Assignment →
The job is to output each record again, character for character.

Exercise inputs →
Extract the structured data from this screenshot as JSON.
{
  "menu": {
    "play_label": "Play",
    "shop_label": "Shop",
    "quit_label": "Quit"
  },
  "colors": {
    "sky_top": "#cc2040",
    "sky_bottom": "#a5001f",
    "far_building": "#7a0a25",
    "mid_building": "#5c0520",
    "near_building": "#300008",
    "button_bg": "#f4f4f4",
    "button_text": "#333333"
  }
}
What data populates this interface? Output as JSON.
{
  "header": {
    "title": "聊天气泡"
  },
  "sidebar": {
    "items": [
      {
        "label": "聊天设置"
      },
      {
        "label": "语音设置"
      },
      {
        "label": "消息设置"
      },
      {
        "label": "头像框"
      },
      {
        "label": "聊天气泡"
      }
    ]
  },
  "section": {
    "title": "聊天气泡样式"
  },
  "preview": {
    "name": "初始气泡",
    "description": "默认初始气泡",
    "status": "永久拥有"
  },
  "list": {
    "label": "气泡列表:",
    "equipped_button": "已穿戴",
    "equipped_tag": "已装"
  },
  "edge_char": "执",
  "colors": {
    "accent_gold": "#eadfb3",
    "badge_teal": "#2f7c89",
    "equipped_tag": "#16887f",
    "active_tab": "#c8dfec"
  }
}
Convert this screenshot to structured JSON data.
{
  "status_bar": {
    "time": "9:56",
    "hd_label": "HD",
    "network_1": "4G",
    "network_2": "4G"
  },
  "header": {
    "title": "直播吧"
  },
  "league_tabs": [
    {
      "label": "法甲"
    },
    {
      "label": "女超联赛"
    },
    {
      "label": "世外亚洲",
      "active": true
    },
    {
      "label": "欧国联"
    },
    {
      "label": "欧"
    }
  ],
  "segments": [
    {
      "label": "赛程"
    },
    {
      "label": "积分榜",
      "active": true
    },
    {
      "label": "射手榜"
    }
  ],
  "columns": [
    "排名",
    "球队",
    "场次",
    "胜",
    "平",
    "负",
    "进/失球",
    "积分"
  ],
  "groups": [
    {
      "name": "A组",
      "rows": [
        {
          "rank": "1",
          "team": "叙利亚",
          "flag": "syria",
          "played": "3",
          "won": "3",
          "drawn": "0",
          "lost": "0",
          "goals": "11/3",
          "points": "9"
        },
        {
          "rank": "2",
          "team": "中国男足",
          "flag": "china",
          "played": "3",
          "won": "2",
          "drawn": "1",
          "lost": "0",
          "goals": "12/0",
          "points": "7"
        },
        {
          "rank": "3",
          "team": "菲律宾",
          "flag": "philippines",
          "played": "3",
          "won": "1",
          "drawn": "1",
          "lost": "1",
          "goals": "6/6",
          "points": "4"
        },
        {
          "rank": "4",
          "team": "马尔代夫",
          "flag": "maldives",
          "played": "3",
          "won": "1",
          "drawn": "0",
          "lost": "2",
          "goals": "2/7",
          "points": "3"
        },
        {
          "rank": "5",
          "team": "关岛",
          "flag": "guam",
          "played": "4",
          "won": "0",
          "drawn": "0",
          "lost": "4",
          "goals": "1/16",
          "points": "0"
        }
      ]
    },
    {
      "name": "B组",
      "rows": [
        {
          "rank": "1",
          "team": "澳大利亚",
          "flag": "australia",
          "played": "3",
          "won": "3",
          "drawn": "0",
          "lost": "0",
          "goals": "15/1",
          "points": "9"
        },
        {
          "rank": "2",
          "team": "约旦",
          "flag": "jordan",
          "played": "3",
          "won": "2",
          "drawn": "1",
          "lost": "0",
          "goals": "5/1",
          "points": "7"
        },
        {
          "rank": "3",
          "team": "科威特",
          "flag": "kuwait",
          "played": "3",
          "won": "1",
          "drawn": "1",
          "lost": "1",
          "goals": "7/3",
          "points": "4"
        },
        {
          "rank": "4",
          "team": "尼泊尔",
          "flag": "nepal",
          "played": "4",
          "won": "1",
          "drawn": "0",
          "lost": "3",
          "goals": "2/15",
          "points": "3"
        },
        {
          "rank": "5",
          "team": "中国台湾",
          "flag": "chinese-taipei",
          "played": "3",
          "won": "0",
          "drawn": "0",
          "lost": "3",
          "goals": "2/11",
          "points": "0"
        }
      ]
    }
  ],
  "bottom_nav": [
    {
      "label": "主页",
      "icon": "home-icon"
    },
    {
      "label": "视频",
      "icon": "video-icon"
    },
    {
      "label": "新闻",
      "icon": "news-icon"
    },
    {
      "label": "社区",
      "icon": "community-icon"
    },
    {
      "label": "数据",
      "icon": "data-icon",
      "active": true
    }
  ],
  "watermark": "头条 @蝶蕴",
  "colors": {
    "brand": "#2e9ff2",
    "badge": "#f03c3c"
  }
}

Answer section →
Extract the structured data from this screenshot as JSON.
{
  "menu": {
    "play_label": "Play",
    "shop_label": "Shop",
    "quit_label": "Quit"
  },
  "colors": {
    "sky_top": "#cc2040",
    "sky_bottom": "#a5001f",
    "far_building": "#7a0a25",
    "mid_building": "#5c0520",
    "near_building": "#300008",
    "button_bg": "#f4f4f4",
    "button_text": "#333333"
  }
}
What data populates this interface? Output as JSON.
{
  "header": {
    "title": "聊天气泡"
  },
  "sidebar": {
    "items": [
      {
        "label": "聊天设置"
      },
      {
        "label": "语音设置"
      },
      {
        "label": "消息设置"
      },
      {
        "label": "头像框"
      },
      {
        "label": "聊天气泡"
      }
    ]
  },
  "section": {
    "title": "聊天气泡样式"
  },
  "preview": {
    "name": "初始气泡",
    "description": "默认初始气泡",
    "status": "永久拥有"
  },
  "list": {
    "label": "气泡列表:",
    "equipped_button": "已穿戴",
    "equipped_tag": "已装"
  },
  "edge_char": "执",
  "colors": {
    "accent_gold": "#eadfb3",
    "badge_teal": "#2f7c89",
    "equipped_tag": "#16887f",
    "active_tab": "#c8dfec"
  }
}
Convert this screenshot to structured JSON data.
{
  "status_bar": {
    "time": "9:56",
    "hd_label": "HD",
    "network_1": "4G",
    "network_2": "4G"
  },
  "header": {
    "title": "直播吧"
  },
  "league_tabs": [
    {
      "label": "法甲"
    },
    {
      "label": "女超联赛"
    },
    {
      "label": "世外亚洲",
      "active": true
    },
    {
      "label": "欧国联"
    },
    {
      "label": "欧"
    }
  ],
  "segments": [
    {
      "label": "赛程"
    },
    {
      "label": "积分榜",
      "active": true
    },
    {
      "label": "射手榜"
    }
  ],
  "columns": [
    "排名",
    "球队",
    "场次",
    "胜",
    "平",
    "负",
    "进/失球",
    "积分"
  ],
  "groups": [
    {
      "name": "A组",
      "rows": [
        {
          "rank": "1",
          "team": "叙利亚",
          "flag": "syria",
          "played": "3",
          "won": "3",
          "drawn": "0",
          "lost": "0",
          "goals": "11/3",
          "points": "9"
        },
        {
          "rank": "2",
          "team": "中国男足",
          "flag": "china",
          "played": "3",
          "won": "2",
          "drawn": "1",
          "lost": "0",
          "goals": "12/0",
          "points": "7"
        },
        {
          "rank": "3",
          "team": "菲律宾",
          "flag": "philippines",
          "played": "3",
          "won": "1",
          "drawn": "1",
          "lost": "1",
          "goals": "6/6",
          "points": "4"
        },
        {
          "rank": "4",
          "team": "马尔代夫",
          "flag": "maldives",
          "played": "3",
          "won": "1",
          "drawn": "0",
          "lost": "2",
          "goals": "2/7",
          "points": "3"
        },
        {
          "rank": "5",
          "team": "关岛",
          "flag": "guam",
          "played": "4",
          "won": "0",
          "drawn": "0",
          "lost": "4",
          "goals": "1/16",
          "points": "0"
        }
      ]
    },
    {
      "name": "B组",
      "rows": [
        {
          "rank": "1",
          "team": "澳大利亚",
          "flag": "australia",
          "played": "3",
          "won": "3",
          "drawn": "0",
          "lost": "0",
          "goals": "15/1",
          "points": "9"
        },
        {
          "rank": "2",
          "team": "约旦",
          "flag": "jordan",
          "played": "3",
          "won": "2",
          "drawn": "1",
          "lost": "0",
          "goals": "5/1",
          "points": "7"
        },
        {
          "rank": "3",
          "team": "科威特",
          "flag": "kuwait",
          "played": "3",
          "won": "1",
          "drawn": "1",
          "lost": "1",
          "goals": "7/3",
          "points": "4"
        },
        {
          "rank": "4",
          "team": "尼泊尔",
          "flag": "nepal",
          "played": "4",
          "won": "1",
          "drawn": "0",
          "lost": "3",
          "goals": "2/15",
          "points": "3"
        },
        {
          "rank": "5",
          "team": "中国台湾",
          "flag": "chinese-taipei",
          "played": "3",
          "won": "0",
          "drawn": "0",
          "lost": "3",
          "goals": "2/11",
          "points": "0"
        }
      ]
    }
  ],
  "bottom_nav": [
    {
      "label": "主页",
      "icon": "home-icon"
    },
    {
      "label": "视频",
      "icon": "video-icon"
    },
    {
      "label": "新闻",
      "icon": "news-icon"
    },
    {
      "label": "社区",
      "icon": "community-icon"
    },
    {
      "label": "数据",
      "icon": "data-icon",
      "active": true
    }
  ],
  "watermark": "头条 @蝶蕴",
  "colors": {
    "brand": "#2e9ff2",
    "badge": "#f03c3c"
  }
}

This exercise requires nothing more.